Reducing waste directly helps the long-term goal of increasing profitability. Seeing how these two metrics tie together lets you make incremental decisions and actions to drive the long-term success of your business one step at a time.
There are two main types of actions you can take to improve your foodservice program: internal actions such as process changes and training, and promotional actions to help draw more customers to your program and raise awareness.
Internal Action Plan
When looking at an internal action plan start by thinking about the following:
Often, there are a plethora of things you can work on internally to help improve the success of any foodservice program. Many of these may be simple changes, while others are going to take time and constant vigilance. It’s important to note that you can always strive for more success, so there will always be something to work on, no matter who you are.

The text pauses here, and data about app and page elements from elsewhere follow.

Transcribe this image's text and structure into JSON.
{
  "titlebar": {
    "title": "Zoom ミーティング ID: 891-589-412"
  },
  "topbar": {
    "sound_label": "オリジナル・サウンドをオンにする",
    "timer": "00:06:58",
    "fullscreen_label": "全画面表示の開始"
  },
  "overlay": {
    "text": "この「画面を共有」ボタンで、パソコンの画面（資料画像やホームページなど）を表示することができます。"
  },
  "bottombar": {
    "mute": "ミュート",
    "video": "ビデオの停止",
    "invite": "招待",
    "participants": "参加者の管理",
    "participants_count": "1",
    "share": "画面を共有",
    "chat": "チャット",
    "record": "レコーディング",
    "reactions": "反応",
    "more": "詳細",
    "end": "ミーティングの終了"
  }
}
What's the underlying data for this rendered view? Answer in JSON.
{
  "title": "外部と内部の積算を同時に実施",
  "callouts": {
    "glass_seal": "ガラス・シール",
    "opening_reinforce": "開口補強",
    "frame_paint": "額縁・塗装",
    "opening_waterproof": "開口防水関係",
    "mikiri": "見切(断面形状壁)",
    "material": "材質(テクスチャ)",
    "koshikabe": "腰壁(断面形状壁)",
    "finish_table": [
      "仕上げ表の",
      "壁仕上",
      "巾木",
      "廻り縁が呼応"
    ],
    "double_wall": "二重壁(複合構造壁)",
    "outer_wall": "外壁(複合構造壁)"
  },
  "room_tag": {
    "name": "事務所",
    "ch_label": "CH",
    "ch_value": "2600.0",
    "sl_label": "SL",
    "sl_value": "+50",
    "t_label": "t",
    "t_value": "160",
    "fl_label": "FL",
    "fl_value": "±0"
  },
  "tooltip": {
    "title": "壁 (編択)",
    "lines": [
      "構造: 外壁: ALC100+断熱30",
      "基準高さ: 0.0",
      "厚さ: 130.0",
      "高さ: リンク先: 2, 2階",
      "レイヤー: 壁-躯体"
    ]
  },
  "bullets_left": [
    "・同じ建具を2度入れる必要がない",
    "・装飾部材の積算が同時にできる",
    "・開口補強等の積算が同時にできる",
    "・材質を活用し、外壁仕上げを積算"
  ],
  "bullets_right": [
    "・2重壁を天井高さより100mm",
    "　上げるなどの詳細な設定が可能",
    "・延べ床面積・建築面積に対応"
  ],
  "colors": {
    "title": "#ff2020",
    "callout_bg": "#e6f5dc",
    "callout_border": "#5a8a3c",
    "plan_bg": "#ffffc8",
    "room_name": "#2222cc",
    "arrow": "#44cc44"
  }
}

Training - What else does your team need to know to help improve the efficiency and capture rate?
Merchandising - Do your customers get caught up by the way your foodservice program is merchandised? Is product getting in their way or can they easily find the add-ons like chips?
Cleanliness - It’s easy to miss a little detail, is the store clean and easy to navigate? Even if it is clean, is there anything that might give the perception it’s not, like a partially empty restocking cart just sitting in an aisle?
Visibility - Can customers easily find your hot case and cold case? Is the foodservice program easily visible as you walk into the store?
Technology - Do you have a point of sales (POS) system that helps you monitor the right metrics? Does it make ordering easy?
There are many other categories of actions you can take to help improve the success of your program. Let your metrics guide you to what can make the most impact and what is worth addressing at a later time. Some factors can be addressed quickly and effectively, like remerchandising. Others such as training and technology require more investment and time before you’ll see the impact.
It’s important to focus on an internal action plan before a promotional one. You want to make sure that if you have something that’s hurting your capture rate internally that you address it before spending money to draw in more customers.
When you are just starting a foodservice program or beginning to monitor metrics closely, the big steps that result in big increases in sales or profitability should be your primary focus. It’s important to start building momentum and morale, though.
That’s where finding opportunities for quick wins that can make an immediate impact is so important. Find a few things you can do today to help improve your metrics without forgetting your short and long-term goals.
Promotional Action Plan
Sometimes the issue is simply increasing awareness and drawing in more customers (we say “simple,” yet doing so isn’t easy). When this is the case, raising your brand awareness and marketing your foodservice program is the right course of action. Your analytics can help to illustrate this thanks to daily sales and capture rate. Maybe you just aren’t getting enough customers and need more outdoor signage, or your capture rate is too low and you need internal signage.
A promotional action plan can consist of events, signage, flyers, promotions, coupons, digital advertising, print, radio and more. Focus on what’s cost effective and within your budget. You can often raise your exposure with some simple steps online, or by focusing on digital advertising to increase awareness.
Raising Your Effectiveness
Measuring the success of a program is vital to creating an actionable plan that leads to results. By always treating every challenge like an opportunity to experiment and find new ways to grow, you’ll find yourself with a wildly successful foodservice program that your customers love.
Metrics allow you to determine which actions will create the most impact, and give you the focus to manage and maintain your growing success.